Although they initially may be perceived as abstract drawings in their ambiguous shapes, patterns, and repetitions, they also harbor symbolism and cultural identities. “Letter Matters ll” contains imaginative and rhythmic riffs off of traditional Turkish calligraphy — with the number nine suddenly appearing. Bits of color minimally invade some drawings causing one to wonder whether the graphite matrix perceives color to be friend or foe. Tucked into all these drawings is the Turkish eye, protecting against potentially evil forces.

After a decade working as a graphic designer, Wissinger transitioned into exploring how her heritage and past could form a change in her art. During her studies, she gravitated toward clay, and now believes that clay most directly captures fluid energy while also requiring patient and methodical manipulation. For Wissinger, this in itself stands as a metaphor for the east and west — the push and pull of the cultural paradox of Istanbul.

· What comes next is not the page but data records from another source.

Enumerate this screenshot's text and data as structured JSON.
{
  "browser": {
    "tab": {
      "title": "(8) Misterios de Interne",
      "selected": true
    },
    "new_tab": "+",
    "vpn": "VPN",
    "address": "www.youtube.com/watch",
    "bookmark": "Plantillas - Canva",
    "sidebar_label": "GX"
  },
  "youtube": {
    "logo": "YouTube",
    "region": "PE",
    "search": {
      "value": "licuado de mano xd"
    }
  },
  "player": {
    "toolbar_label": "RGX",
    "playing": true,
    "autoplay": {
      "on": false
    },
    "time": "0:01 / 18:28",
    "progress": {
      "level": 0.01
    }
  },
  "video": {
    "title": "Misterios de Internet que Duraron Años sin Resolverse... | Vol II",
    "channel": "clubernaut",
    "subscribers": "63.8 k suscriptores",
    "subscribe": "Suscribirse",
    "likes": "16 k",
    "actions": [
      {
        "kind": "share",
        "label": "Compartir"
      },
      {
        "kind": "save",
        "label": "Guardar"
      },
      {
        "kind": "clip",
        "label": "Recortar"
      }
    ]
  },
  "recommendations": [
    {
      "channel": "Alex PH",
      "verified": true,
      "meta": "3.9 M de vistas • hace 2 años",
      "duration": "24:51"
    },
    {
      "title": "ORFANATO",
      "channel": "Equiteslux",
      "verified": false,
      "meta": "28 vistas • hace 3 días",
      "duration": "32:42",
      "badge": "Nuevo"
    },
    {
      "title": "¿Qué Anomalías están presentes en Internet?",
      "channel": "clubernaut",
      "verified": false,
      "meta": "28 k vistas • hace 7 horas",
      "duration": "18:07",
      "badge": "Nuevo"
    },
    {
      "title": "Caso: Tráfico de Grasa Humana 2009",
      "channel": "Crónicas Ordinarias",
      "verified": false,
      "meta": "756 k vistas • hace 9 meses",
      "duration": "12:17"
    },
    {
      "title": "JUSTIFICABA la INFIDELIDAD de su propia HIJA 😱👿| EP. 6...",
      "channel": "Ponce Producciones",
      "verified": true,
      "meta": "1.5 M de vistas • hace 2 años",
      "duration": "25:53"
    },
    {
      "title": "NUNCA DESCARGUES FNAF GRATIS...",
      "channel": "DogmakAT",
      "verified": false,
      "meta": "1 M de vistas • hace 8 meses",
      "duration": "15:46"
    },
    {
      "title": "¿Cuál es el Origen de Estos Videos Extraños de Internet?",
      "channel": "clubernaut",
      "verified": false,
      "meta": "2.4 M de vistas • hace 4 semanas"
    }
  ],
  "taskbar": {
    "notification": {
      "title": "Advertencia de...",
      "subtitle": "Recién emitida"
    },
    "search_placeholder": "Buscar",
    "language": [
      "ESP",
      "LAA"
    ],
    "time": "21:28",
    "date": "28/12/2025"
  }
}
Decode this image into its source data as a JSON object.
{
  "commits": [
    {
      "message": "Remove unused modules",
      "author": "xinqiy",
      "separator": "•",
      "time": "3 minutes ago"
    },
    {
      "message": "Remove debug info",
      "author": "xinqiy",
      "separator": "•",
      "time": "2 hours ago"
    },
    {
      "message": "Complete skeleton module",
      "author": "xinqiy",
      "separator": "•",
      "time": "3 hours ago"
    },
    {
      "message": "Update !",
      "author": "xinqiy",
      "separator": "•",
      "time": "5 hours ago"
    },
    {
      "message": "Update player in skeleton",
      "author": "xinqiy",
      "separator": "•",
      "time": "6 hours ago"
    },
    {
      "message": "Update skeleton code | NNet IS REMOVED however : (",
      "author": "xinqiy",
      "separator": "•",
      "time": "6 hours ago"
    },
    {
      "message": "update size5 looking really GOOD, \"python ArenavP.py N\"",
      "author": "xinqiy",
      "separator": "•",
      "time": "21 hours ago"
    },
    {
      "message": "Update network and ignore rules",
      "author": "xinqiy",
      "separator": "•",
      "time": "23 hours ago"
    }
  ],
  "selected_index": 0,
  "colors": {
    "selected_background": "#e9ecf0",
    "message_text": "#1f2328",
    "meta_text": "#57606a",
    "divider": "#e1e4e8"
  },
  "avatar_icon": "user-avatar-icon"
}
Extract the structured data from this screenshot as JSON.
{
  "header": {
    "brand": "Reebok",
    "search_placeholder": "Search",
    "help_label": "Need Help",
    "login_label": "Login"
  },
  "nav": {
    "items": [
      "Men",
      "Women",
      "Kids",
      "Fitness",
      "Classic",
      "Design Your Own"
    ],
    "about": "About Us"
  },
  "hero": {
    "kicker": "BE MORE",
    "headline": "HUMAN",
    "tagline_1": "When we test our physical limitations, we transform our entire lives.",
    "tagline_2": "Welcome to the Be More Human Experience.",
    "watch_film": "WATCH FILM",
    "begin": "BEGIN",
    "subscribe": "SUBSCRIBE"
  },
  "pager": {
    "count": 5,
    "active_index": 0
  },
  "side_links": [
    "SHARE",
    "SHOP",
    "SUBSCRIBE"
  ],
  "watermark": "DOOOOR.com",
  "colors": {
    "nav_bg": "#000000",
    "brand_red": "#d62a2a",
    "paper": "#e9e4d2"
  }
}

Nancy Moyer, Professor Emerita of Art at University of Texas Rio Grande Valley, is an art critic for The Monitor. She may be reached at


“Life Progresses One Day at a Time”

Where: Beyond Arts Gallery, 114 North A Street, Harlingen

When: Through April 20

Hours: 1 to 5 p.m. Wednesday to Friday; 10 a.m. to 5 p.m. Saturday

Contact: (956) 230-2859